Thursday, May 25, 2017

The Budget Math Error

How did I miss this? This article is written two days ago by Larry Summers - you remember Larry Summers: Treasury Secretary under Clinton, ex- Harvard professor and chief economist of the World Bank.
Details of President Trump’s first budget have now been released. Much can and will be said about the dire social consequences of what is in it and the ludicrously optimistic economic assumptions it embodies. My observation is that there appears to be a logical error of the kind that would justify failing a student in an introductory economics course.

Ouch. Perhaps Trump's economic team didn't graduate from Harvard.
Apparently, the budget forecasts that U.S. economic growth will rise to 3.0 percent because of the administration’s policies — largely its tax cuts and perhaps also its regulatory policies. Fair enough if you believe in tooth fairies and ludicrous supply-side economics.
Reagan fooled us with that. You'd think we would have learned.
Then the administration asserts that it will propose revenue neutral tax cuts with the revenue neutrality coming in part because the tax cuts stimulate growth! This is an elementary double count. You can’t use the growth benefits of tax cuts once to justify an optimistic baseline and then again to claim that the tax cuts do not cost revenue. At least you cannot do so in a world of logic.
We left that world last November, Larry.
This is a mistake no serious business person would make. It appears to be the most egregious accounting error in a presidential budget in the nearly 40 years I have been tracking them.

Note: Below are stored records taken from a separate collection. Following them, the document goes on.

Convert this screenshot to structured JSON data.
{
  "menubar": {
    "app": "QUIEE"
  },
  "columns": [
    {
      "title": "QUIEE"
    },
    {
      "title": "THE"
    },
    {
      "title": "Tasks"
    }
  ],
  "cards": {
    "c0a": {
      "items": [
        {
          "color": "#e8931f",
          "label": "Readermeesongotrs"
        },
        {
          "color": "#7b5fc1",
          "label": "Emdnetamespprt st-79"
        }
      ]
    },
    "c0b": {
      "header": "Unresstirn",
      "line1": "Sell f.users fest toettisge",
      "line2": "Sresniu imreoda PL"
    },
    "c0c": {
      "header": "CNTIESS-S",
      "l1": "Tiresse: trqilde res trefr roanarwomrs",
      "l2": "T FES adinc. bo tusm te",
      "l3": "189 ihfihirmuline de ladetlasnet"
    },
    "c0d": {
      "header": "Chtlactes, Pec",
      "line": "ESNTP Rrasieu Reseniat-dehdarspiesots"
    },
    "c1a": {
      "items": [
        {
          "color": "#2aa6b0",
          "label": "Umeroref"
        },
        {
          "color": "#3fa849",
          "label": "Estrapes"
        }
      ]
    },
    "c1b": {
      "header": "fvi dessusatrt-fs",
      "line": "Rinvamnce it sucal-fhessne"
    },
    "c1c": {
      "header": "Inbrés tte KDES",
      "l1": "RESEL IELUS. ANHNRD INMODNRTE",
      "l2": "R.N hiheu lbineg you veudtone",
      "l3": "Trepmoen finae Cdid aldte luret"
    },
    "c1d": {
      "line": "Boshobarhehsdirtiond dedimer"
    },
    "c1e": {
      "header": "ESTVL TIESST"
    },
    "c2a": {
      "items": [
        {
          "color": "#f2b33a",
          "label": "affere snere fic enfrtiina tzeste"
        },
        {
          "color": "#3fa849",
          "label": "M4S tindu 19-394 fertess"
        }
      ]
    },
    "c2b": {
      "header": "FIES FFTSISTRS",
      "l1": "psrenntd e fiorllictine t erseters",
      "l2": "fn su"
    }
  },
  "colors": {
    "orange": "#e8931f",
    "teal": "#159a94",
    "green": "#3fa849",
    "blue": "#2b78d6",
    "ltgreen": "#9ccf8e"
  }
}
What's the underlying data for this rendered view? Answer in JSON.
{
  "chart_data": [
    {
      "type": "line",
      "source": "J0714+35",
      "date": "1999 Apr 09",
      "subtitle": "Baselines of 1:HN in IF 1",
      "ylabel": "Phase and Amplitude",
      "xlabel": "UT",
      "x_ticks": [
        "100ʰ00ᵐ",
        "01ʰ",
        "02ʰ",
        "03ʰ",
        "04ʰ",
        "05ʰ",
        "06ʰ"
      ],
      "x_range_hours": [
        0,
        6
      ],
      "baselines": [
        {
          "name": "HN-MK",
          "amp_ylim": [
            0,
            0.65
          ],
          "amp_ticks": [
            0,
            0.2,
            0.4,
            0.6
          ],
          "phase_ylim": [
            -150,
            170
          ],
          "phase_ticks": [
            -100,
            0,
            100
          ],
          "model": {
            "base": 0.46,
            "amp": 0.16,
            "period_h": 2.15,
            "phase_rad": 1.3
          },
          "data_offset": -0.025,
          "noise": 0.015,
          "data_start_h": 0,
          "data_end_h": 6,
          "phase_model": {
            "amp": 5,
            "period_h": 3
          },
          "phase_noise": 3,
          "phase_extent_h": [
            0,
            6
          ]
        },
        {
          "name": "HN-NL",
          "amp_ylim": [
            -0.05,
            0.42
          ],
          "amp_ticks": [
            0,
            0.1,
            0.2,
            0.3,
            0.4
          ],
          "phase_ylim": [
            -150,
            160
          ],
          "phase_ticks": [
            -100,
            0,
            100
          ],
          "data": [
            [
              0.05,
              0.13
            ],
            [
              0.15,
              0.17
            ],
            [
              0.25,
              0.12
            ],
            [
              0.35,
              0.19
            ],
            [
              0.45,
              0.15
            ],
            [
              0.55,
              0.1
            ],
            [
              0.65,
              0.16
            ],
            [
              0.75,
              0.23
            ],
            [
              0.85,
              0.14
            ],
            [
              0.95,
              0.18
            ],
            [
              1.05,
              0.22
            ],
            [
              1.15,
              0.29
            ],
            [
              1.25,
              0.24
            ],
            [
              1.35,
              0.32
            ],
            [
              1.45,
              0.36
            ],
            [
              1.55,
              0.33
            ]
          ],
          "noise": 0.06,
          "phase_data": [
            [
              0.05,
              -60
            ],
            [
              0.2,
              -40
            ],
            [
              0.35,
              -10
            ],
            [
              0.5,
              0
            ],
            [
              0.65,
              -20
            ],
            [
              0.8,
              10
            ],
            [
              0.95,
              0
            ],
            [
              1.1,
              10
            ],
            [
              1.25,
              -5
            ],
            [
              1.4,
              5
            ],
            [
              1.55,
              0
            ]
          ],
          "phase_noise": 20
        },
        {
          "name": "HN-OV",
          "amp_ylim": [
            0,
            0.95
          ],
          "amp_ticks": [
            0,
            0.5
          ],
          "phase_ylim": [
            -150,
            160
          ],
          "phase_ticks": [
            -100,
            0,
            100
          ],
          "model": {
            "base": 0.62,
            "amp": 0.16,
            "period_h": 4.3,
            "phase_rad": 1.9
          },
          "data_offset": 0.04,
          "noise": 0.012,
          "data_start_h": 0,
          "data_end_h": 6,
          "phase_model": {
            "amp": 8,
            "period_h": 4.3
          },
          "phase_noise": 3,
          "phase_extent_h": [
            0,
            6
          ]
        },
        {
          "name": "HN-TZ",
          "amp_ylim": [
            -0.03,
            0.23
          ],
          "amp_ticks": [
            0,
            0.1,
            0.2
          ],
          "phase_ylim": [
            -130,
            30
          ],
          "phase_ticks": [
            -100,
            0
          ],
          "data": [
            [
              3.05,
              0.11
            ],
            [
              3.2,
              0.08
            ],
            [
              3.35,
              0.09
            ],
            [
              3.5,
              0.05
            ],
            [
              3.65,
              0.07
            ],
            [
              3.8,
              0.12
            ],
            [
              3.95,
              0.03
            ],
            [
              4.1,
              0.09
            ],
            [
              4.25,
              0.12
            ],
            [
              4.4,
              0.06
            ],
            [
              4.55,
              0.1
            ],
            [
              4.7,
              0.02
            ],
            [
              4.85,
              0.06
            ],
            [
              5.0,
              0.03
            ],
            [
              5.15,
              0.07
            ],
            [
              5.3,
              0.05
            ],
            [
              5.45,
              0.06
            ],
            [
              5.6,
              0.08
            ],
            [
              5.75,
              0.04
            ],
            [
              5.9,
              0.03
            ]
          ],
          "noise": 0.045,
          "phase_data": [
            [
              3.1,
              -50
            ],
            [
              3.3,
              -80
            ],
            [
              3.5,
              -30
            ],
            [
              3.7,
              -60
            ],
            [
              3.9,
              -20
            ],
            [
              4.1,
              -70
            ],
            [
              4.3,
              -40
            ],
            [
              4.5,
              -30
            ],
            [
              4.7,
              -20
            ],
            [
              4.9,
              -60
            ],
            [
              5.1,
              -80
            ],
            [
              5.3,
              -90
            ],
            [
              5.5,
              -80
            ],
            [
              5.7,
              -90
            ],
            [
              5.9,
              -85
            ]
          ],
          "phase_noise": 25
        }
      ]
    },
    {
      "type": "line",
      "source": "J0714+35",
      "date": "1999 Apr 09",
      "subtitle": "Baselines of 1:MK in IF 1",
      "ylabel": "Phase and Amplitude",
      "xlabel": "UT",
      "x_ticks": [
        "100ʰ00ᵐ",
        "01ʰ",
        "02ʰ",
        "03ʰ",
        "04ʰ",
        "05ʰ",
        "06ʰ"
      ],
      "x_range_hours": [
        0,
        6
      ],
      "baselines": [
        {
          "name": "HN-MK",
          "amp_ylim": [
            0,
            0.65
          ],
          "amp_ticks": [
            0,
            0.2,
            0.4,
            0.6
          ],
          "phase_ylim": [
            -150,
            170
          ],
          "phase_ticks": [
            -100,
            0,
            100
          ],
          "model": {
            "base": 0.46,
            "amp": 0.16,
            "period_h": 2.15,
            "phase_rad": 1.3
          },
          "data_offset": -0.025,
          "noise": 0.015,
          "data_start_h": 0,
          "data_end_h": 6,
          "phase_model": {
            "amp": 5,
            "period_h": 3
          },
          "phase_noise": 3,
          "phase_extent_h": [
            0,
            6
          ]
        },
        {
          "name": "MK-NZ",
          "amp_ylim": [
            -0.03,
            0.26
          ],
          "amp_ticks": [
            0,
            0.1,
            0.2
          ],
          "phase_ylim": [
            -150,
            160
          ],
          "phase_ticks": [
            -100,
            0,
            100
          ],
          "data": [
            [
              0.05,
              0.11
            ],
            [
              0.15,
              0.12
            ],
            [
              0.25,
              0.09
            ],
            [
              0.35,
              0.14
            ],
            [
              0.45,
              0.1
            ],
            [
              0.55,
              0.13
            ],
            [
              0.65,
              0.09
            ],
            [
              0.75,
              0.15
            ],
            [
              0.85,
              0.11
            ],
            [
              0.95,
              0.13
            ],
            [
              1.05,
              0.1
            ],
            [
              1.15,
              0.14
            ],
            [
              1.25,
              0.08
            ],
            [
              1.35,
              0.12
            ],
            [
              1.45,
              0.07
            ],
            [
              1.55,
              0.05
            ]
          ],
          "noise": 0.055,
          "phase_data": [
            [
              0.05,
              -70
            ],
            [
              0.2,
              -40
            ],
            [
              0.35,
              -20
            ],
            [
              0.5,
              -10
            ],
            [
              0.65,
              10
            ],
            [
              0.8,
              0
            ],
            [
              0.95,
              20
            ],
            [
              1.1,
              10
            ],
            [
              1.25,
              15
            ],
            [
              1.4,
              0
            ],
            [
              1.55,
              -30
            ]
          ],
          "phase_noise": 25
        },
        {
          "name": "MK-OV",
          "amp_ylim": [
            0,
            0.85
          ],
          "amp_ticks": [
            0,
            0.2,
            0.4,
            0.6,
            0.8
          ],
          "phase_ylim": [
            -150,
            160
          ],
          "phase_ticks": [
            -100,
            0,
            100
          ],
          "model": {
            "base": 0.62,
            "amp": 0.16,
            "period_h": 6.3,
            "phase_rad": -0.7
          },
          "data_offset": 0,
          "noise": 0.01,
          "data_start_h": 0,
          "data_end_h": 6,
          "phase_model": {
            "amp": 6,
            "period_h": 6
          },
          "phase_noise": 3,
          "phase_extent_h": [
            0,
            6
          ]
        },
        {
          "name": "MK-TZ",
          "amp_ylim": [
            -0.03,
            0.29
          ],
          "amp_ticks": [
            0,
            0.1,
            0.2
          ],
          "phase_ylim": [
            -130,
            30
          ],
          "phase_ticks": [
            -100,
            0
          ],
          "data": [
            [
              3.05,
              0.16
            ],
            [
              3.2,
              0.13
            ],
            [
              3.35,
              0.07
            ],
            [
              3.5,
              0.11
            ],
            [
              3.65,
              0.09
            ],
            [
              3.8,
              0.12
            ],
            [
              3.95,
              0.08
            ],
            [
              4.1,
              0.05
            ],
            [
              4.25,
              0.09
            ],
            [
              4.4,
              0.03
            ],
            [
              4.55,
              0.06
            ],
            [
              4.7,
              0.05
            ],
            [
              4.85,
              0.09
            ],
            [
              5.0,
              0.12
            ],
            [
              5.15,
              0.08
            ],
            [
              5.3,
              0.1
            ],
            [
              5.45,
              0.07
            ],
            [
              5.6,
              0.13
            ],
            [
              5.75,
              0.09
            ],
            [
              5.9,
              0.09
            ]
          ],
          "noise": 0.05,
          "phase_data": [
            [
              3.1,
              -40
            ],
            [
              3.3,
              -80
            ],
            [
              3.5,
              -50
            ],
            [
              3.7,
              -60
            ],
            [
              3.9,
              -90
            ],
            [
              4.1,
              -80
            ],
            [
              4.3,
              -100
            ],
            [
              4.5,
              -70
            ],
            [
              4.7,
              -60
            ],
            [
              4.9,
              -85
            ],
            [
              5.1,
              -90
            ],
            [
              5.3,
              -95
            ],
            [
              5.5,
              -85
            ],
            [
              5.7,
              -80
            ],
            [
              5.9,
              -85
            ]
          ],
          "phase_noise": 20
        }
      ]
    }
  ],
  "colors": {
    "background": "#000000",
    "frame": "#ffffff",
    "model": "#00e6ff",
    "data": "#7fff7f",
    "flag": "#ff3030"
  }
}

Whether it is Secretary Mnuchin’s absurd claims about tax cuts not favoring the rich, Secretary Ross’s claim that the small squib of a deal negotiated last week with China was the greatest trade result with China in history, NEC Director Cohn's ludicrous estimate of the costs of Dodd-Frank, or today's budget, the Trump administration has not yet made a significant economic pronouncement that meets a minimal standard of competence and honesty.


I have no doubt that there are civil servants in Office of Management and Budget, the Treasury and the Council of Economics who do know better than this mistake. Were they cowed, ignored or shut out? How could the secretary of the treasury, the director of OMB and the director of the National Economic Council allow such an elementary error? I hope the press will ferret all this out.
Oh, shit. Not the press! Wait til the tRump sees this on his TV.

Of course, Larry Summers was a bankster deregulation proponent, so...

...but hey, do what you will anyway.

No comments: